* **Source records**:
☆ ☆ ☆ ☆

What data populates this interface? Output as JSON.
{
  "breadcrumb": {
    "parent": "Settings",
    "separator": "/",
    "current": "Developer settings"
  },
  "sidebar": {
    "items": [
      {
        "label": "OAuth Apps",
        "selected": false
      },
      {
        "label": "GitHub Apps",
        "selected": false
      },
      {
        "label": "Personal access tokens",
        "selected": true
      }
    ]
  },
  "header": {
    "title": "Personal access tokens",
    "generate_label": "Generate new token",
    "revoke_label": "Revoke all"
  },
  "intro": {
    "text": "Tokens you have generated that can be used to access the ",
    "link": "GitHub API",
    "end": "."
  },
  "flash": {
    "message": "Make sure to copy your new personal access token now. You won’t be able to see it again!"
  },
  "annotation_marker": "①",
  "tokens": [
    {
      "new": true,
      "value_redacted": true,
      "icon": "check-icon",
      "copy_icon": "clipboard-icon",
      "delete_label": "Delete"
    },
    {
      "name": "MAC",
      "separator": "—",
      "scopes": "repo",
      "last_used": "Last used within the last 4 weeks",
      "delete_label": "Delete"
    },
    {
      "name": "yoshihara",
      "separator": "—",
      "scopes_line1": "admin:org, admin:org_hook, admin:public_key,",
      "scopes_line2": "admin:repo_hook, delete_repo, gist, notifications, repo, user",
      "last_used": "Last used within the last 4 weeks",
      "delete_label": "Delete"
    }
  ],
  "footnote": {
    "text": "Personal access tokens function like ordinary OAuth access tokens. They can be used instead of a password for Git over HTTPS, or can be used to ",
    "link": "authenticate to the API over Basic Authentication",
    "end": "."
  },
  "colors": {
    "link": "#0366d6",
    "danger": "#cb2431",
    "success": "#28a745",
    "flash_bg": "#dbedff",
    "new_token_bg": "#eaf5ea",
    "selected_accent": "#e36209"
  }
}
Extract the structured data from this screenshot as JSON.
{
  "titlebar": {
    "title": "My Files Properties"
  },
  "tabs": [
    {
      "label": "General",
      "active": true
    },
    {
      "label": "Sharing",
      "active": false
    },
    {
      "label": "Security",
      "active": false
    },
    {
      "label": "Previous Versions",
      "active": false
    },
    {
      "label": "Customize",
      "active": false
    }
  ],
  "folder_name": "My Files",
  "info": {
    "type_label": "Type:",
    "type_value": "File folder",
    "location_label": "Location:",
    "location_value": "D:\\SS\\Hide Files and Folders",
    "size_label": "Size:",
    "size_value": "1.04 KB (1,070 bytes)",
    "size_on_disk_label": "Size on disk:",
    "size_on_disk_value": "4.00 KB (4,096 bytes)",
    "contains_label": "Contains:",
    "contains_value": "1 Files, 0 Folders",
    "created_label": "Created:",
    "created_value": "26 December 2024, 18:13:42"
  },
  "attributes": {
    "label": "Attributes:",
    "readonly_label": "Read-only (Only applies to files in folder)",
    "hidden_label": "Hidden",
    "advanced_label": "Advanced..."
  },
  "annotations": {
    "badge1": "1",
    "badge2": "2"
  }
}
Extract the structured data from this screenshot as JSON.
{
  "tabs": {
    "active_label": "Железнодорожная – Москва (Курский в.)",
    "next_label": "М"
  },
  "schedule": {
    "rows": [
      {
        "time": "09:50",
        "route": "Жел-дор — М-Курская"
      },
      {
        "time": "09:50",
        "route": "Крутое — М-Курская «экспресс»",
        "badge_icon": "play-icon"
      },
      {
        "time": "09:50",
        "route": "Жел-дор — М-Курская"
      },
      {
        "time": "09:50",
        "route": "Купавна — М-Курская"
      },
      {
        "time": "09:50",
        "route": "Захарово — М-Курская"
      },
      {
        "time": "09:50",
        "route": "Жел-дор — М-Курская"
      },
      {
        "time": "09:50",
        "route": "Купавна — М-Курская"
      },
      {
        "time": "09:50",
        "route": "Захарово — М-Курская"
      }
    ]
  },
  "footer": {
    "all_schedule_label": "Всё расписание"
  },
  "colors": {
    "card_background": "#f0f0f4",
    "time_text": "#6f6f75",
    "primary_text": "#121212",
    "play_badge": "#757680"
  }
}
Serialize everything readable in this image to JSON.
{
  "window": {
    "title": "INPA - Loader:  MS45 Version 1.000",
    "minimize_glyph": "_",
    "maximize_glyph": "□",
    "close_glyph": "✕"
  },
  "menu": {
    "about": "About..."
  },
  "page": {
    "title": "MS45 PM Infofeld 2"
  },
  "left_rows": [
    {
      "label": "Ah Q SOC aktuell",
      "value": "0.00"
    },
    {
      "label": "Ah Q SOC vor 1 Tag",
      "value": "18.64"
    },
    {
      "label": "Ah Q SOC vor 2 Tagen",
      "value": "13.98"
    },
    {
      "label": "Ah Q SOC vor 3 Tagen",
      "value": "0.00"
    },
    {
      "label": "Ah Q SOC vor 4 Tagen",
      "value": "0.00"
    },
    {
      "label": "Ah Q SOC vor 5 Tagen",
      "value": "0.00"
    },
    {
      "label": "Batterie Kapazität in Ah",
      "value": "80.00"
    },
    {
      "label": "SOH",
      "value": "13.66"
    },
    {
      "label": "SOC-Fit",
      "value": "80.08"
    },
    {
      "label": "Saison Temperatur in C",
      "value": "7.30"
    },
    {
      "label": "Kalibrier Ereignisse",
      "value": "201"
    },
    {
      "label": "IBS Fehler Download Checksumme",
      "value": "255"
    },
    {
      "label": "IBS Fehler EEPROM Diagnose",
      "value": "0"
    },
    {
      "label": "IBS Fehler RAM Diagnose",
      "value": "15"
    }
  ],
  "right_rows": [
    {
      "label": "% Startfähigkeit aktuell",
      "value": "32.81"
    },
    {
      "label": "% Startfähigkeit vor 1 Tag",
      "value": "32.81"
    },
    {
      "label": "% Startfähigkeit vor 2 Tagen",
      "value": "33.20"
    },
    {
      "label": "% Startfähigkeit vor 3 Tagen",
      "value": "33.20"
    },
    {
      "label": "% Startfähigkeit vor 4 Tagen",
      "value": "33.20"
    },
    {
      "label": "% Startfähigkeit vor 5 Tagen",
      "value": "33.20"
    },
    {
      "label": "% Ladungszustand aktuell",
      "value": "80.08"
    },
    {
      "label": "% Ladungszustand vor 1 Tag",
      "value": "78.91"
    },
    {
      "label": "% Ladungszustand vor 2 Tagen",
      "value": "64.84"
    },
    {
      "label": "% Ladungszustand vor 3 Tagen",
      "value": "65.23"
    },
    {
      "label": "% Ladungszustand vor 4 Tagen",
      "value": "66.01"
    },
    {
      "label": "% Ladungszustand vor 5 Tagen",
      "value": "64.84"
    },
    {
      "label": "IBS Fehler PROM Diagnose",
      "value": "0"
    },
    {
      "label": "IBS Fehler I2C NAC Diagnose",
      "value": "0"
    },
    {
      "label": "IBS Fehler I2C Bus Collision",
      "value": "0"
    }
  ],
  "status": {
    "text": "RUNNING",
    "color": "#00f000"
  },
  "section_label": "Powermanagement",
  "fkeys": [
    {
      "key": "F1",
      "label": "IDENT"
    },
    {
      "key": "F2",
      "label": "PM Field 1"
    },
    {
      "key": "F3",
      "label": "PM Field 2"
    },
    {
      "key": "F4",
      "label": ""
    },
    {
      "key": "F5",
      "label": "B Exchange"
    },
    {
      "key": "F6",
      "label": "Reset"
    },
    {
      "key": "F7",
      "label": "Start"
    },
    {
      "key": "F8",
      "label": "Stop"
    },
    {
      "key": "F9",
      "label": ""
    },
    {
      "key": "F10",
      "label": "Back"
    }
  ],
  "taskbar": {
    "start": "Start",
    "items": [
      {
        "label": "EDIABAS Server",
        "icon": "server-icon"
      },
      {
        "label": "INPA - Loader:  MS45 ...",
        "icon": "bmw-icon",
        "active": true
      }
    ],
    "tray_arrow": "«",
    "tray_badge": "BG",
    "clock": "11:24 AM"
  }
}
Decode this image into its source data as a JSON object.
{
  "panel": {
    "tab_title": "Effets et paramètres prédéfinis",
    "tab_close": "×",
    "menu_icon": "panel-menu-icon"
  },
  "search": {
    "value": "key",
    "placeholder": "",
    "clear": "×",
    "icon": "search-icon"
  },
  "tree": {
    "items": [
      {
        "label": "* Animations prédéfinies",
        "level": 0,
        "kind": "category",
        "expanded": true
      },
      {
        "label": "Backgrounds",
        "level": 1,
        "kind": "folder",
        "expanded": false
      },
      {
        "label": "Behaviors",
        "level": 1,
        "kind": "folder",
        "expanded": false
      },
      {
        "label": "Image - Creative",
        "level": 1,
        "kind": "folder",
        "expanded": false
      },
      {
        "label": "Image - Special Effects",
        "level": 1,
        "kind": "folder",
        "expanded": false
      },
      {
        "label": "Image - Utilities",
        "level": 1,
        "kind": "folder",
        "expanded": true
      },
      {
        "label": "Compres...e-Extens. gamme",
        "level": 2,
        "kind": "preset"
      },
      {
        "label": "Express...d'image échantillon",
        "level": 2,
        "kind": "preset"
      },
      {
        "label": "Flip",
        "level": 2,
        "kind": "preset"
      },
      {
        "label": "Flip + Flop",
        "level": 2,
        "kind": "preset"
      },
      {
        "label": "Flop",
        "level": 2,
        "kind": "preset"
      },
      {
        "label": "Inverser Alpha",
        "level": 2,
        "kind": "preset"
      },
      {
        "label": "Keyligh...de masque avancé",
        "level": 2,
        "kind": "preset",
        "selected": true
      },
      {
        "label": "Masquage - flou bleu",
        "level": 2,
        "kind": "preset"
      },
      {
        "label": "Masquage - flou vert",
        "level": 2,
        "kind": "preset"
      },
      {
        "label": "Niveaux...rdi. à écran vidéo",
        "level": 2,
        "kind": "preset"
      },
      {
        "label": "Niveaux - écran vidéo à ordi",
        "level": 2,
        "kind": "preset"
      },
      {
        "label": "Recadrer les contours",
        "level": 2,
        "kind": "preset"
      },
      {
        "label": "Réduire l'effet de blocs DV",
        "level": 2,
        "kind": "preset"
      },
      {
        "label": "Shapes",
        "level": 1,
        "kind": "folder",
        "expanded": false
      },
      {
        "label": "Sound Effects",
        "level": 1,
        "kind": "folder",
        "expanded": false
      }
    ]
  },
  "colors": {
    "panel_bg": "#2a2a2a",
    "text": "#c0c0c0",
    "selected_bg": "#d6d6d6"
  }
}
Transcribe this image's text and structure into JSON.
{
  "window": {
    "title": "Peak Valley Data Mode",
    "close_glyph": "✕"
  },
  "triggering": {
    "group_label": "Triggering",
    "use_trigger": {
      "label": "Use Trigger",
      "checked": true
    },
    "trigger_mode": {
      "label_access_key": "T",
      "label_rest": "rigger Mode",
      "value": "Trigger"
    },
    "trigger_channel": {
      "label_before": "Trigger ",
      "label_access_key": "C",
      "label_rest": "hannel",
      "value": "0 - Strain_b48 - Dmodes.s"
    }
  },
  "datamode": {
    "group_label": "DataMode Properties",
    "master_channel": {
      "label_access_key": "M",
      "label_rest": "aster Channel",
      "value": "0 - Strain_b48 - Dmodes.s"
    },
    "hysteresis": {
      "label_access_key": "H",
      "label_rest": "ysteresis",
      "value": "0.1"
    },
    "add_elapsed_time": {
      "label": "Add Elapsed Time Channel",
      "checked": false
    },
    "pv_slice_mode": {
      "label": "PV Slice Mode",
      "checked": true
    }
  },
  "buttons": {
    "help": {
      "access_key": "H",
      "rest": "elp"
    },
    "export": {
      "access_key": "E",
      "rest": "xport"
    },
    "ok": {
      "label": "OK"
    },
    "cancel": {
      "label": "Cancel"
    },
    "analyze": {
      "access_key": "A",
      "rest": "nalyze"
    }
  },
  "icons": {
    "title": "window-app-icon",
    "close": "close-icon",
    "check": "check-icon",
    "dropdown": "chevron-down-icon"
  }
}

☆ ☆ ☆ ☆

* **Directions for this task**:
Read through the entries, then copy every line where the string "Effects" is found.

* **Answer to the problem**:
        "label": "Image - Special Effects",
        "label": "Sound Effects",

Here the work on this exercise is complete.